Just back from a week in Aragon on a 'fam' trip - birding, eating too much, and drinking lots of splendid wine. I won't even attempt to call it work, because it really was a lot of fun with a great group of people.
One of the things that really struck me was just how huge and empty the landscape is - it's something that takes you completely by surprise in western Europe. Given that around half of Aragon's 1.2 million population lives in the capital, Zaragoza, that probably shouldn't be a shock, but it is. Standing out on the steppes (above left), you can imagine yourself in the middle of the American South West.
Highlights included seeing several glorious Lammergeiers, a Golden Eagle on the nest feeding young, more Griffon Vultures than I could even have imagined, a very showy Rock Thrush in the spectacular setting of Castillo Loarre, a displaying Little Bustard out on the steppes, the maddeningly elusive Dupont's Larks, and both Black and Black-eared Wheatears (one of the latter subjecting a male Cuckoo to the most fierce mobbing I've ever seen from a small bird). And then there were Bee-eaters and Hoopoes galore, Alpine Swifts chattering overhead, and a whole host of great warblers, including Subalpine, Dartford, Sardinian, the not-very-aptly named Melodious, and the lovely Bonelli's (basically the southern equivalent of our Wood Warbler).
I shouldn't forget the Nightingales. Other than on the steppes, they were everywhere we went, and when we stayed a couple of nights in the mountaintop village of Alquezar (pictured right), you could hear them singing throughout the night (luckily, we were far too shattered to be kept awake by it). In fact, the local name for them is Ruisenor, meaning 'noisy man', which hits the nail right on the head.
I had intended to do a lot of reading, but spent most of my travelling time sleeping, so I still have quite a bit to catch up on. But anyway, here's a picture of our tired but happy group to close with...

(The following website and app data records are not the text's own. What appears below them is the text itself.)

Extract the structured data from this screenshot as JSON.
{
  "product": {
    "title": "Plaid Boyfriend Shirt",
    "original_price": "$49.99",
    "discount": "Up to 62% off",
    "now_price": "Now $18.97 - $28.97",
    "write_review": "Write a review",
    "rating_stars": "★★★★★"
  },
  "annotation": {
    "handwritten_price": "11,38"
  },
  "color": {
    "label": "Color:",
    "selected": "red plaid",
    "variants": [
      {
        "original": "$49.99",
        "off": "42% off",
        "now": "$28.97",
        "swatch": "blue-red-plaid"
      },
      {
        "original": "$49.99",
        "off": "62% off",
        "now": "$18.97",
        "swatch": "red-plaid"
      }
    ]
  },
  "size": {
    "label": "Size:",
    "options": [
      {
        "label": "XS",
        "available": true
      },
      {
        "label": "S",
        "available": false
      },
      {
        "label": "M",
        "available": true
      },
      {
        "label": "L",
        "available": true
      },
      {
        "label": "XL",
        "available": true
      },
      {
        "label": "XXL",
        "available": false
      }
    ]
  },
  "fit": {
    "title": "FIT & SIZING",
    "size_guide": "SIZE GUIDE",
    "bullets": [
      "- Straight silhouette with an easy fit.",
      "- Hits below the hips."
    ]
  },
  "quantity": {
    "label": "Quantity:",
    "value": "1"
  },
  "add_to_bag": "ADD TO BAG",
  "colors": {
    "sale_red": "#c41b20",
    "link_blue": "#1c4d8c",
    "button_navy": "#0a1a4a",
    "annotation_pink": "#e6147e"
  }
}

PS. As you'll see, the rain in Spain doesn't fall mainly on the plain at all.